▸ RECORDS TO PROCESS:

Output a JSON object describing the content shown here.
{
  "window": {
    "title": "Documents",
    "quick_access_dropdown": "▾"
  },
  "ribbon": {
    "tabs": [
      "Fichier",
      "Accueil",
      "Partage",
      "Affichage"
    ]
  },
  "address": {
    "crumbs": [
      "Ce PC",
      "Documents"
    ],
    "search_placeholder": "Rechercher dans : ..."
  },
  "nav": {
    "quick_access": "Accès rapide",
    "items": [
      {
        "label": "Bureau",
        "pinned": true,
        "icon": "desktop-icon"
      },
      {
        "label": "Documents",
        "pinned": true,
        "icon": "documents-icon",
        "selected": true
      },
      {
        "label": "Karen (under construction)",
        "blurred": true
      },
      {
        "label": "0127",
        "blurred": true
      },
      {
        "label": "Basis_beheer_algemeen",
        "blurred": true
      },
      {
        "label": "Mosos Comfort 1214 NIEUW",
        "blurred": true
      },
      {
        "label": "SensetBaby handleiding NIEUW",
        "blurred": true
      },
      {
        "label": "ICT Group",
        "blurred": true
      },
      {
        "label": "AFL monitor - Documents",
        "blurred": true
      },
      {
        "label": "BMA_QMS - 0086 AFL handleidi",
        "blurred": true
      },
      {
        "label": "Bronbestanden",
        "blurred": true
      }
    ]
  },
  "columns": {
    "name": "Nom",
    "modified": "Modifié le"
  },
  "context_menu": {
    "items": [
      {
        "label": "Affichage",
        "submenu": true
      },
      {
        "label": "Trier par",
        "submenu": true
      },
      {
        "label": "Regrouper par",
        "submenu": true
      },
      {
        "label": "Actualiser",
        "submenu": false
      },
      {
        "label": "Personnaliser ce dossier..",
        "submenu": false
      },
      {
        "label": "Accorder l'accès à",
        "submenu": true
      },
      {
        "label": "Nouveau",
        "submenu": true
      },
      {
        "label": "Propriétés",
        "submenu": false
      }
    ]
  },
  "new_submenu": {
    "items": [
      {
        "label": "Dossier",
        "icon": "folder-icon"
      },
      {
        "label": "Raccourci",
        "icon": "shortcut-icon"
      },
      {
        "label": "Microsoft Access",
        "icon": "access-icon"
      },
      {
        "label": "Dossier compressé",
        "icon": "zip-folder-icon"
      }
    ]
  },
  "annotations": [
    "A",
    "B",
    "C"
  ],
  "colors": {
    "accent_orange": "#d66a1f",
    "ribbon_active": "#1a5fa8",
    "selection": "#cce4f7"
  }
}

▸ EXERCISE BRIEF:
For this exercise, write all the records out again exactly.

▸ THE ANSWER:
Output a JSON object describing the content shown here.
{
  "window": {
    "title": "Documents",
    "quick_access_dropdown": "▾"
  },
  "ribbon": {
    "tabs": [
      "Fichier",
      "Accueil",
      "Partage",
      "Affichage"
    ]
  },
  "address": {
    "crumbs": [
      "Ce PC",
      "Documents"
    ],
    "search_placeholder": "Rechercher dans : ..."
  },
  "nav": {
    "quick_access": "Accès rapide",
    "items": [
      {
        "label": "Bureau",
        "pinned": true,
        "icon": "desktop-icon"
      },
      {
        "label": "Documents",
        "pinned": true,
        "icon": "documents-icon",
        "selected": true
      },
      {
        "label": "Karen (under construction)",
        "blurred": true
      },
      {
        "label": "0127",
        "blurred": true
      },
      {
        "label": "Basis_beheer_algemeen",
        "blurred": true
      },
      {
        "label": "Mosos Comfort 1214 NIEUW",
        "blurred": true
      },
      {
        "label": "SensetBaby handleiding NIEUW",
        "blurred": true
      },
      {
        "label": "ICT Group",
        "blurred": true
      },
      {
        "label": "AFL monitor - Documents",
        "blurred": true
      },
      {
        "label": "BMA_QMS - 0086 AFL handleidi",
        "blurred": true
      },
      {
        "label": "Bronbestanden",
        "blurred": true
      }
    ]
  },
  "columns": {
    "name": "Nom",
    "modified": "Modifié le"
  },
  "context_menu": {
    "items": [
      {
        "label": "Affichage",
        "submenu": true
      },
      {
        "label": "Trier par",
        "submenu": true
      },
      {
        "label": "Regrouper par",
        "submenu": true
      },
      {
        "label": "Actualiser",
        "submenu": false
      },
      {
        "label": "Personnaliser ce dossier..",
        "submenu": false
      },
      {
        "label": "Accorder l'accès à",
        "submenu": true
      },
      {
        "label": "Nouveau",
        "submenu": true
      },
      {
        "label": "Propriétés",
        "submenu": false
      }
    ]
  },
  "new_submenu": {
    "items": [
      {
        "label": "Dossier",
        "icon": "folder-icon"
      },
      {
        "label": "Raccourci",
        "icon": "shortcut-icon"
      },
      {
        "label": "Microsoft Access",
        "icon": "access-icon"
      },
      {
        "label": "Dossier compressé",
        "icon": "zip-folder-icon"
      }
    ]
  },
  "annotations": [
    "A",
    "B",
    "C"
  ],
  "colors": {
    "accent_orange": "#d66a1f",
    "ribbon_active": "#1a5fa8",
    "selection": "#cce4f7"
  }
}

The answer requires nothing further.